Google Takes Unconventional Route with Homegrown Machine Learning Chips

#artificialintelligence

At the tail end of Google's keynote speech at its developer conference Wednesday, Sundar Pichai, Google's CEO mentioned that Google had built its own chip for machine learning jobs that it calls a Tensor Processing Unit, or TPU. The boast was that the TPU offered "an order of magnitude" improvement in the performance per watt for machine learning. Any company building a custom chip for a dedicated workload is worth noting, because building a new processor is a multimillion-dollar effort when you consider hiring a design team, the cost of getting a chip to production and building the hardware and software infrastructure for it. However, Google's achievement with the TPU may not be as earth shattering or innovative as it might seem given the coverage in the press.
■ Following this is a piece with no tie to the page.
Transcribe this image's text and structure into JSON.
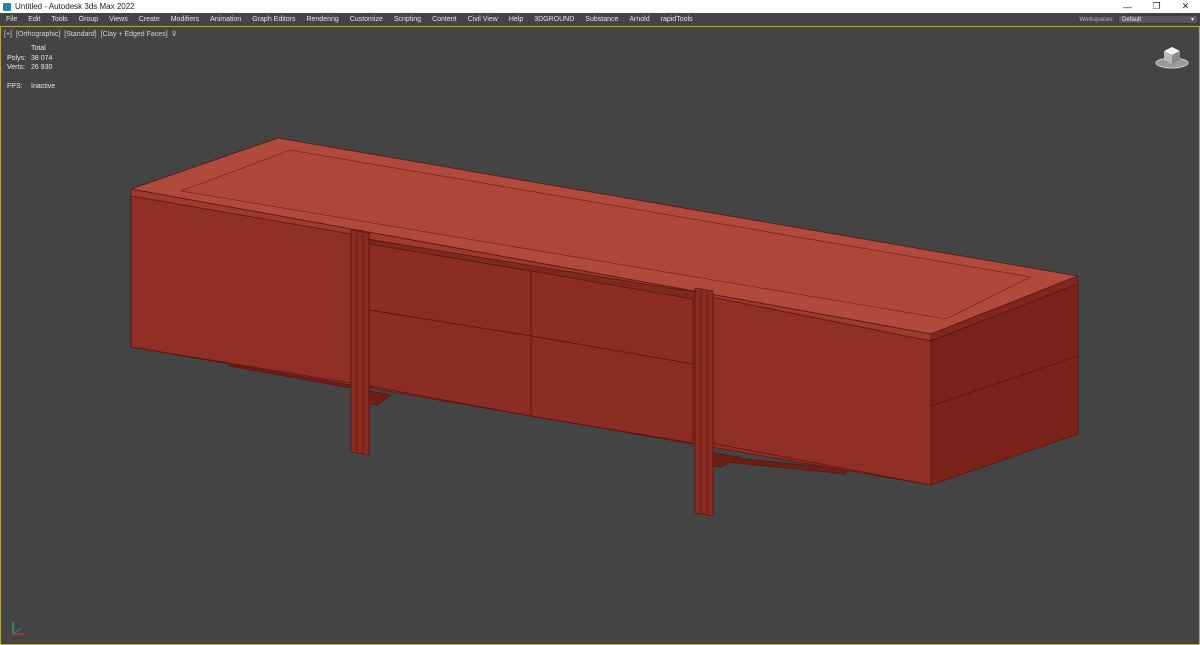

To understand what Google has done, it's important to understand a bit about how machine learning works and the demands it makes on a processor.


HPE Chases Deep Learning With GPU Laden Apollo Systems
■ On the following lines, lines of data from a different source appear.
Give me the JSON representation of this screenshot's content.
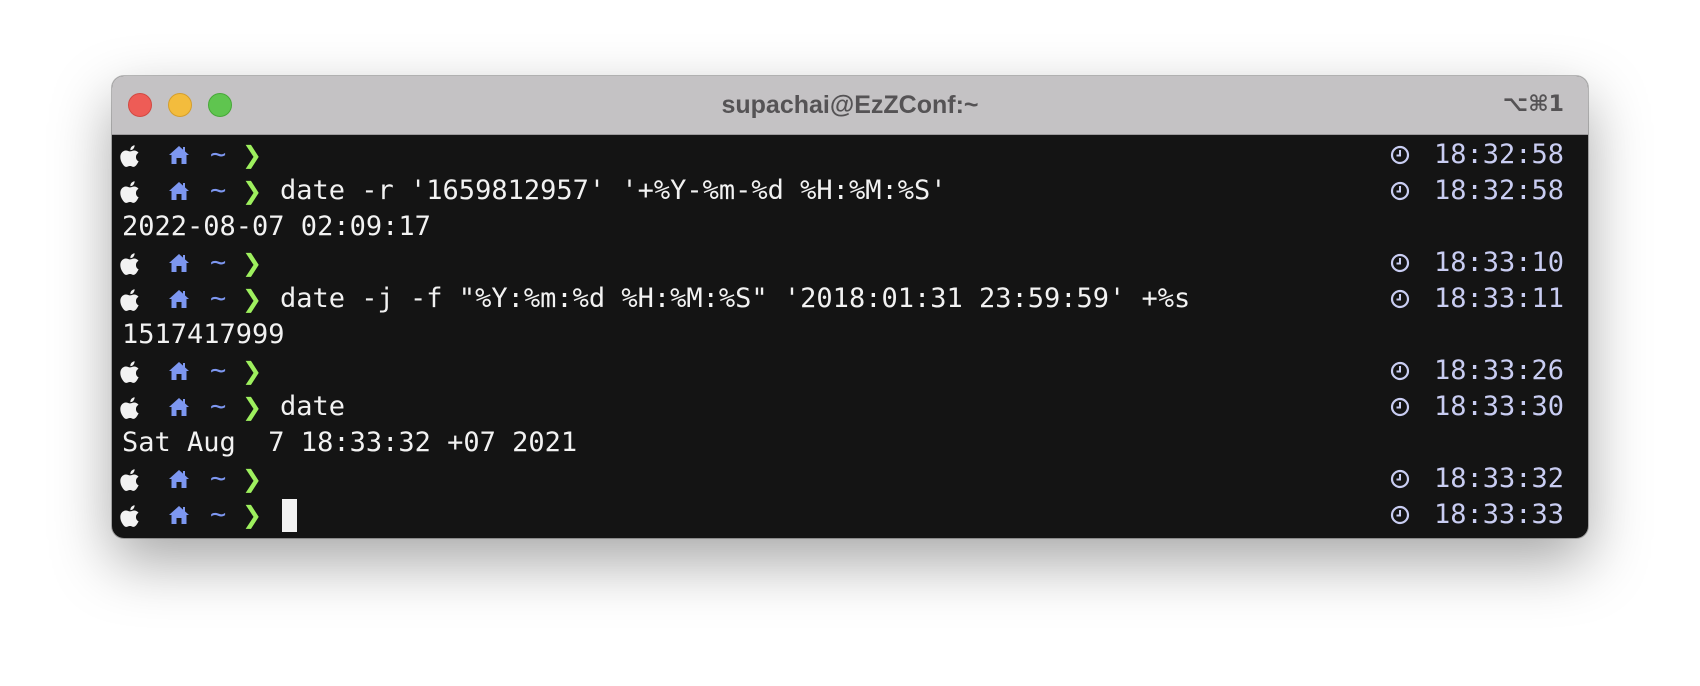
{
  "window": {
    "title": "supachai@EzZConf:~",
    "shortcut": "⌥⌘1"
  },
  "prompt": {
    "dir": "~",
    "chevron": "❯",
    "icons": [
      "apple-icon",
      "home-icon"
    ],
    "colors": {
      "dir": "#7d97f0",
      "chevron": "#9ef05e",
      "time": "#c9cdf2"
    }
  },
  "lines": [
    {
      "type": "prompt",
      "cmd": "",
      "time": "18:32:58"
    },
    {
      "type": "prompt",
      "cmd": "date -r '1659812957' '+%Y-%m-%d %H:%M:%S'",
      "time": "18:32:58"
    },
    {
      "type": "output",
      "text": "2022-08-07 02:09:17"
    },
    {
      "type": "prompt",
      "cmd": "",
      "time": "18:33:10"
    },
    {
      "type": "prompt",
      "cmd": "date -j -f \"%Y:%m:%d %H:%M:%S\" '2018:01:31 23:59:59' +%s",
      "time": "18:33:11"
    },
    {
      "type": "output",
      "text": "1517417999"
    },
    {
      "type": "prompt",
      "cmd": "",
      "time": "18:33:26"
    },
    {
      "type": "prompt",
      "cmd": "date",
      "time": "18:33:30"
    },
    {
      "type": "output",
      "text": "Sat Aug  7 18:33:32 +07 2021"
    },
    {
      "type": "prompt",
      "cmd": "",
      "time": "18:33:32"
    },
    {
      "type": "prompt",
      "cmd": "",
      "time": "18:33:33",
      "cursor": true
    }
  ]
}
#artificialintelligence

The SL6500s, which were dense machines designed explicitly to have lots of GPU accelerators hanging off Xeon CPUs, rolled out shortly after that and were updated last in November 2012. With the Apollo 6500, which has more modern "Haswell" Xeon E5 v3 and soon "Broadwell" Xeon E5 v4 processors, HPE is again adding two PCI-Express switches to the XL270d hybrid server node that was created for the Apollo 6500. Aside from supporting the most recent Xeon processors, the XL270d sleds used in the Apollo 6500 hybrid nodes can support up to 1 TB of memory per node and those eight GPUs per sled can run as high as 350 watts each. "We are seeing that there is an insatiable appetite for GPU computing for deep learning workloads," explains Ram, which explains why HPE went back to the drawing board and came up with a better design that could provide the power and cooling to support accelerators that run hotter and provide a lot more performance on floating point work.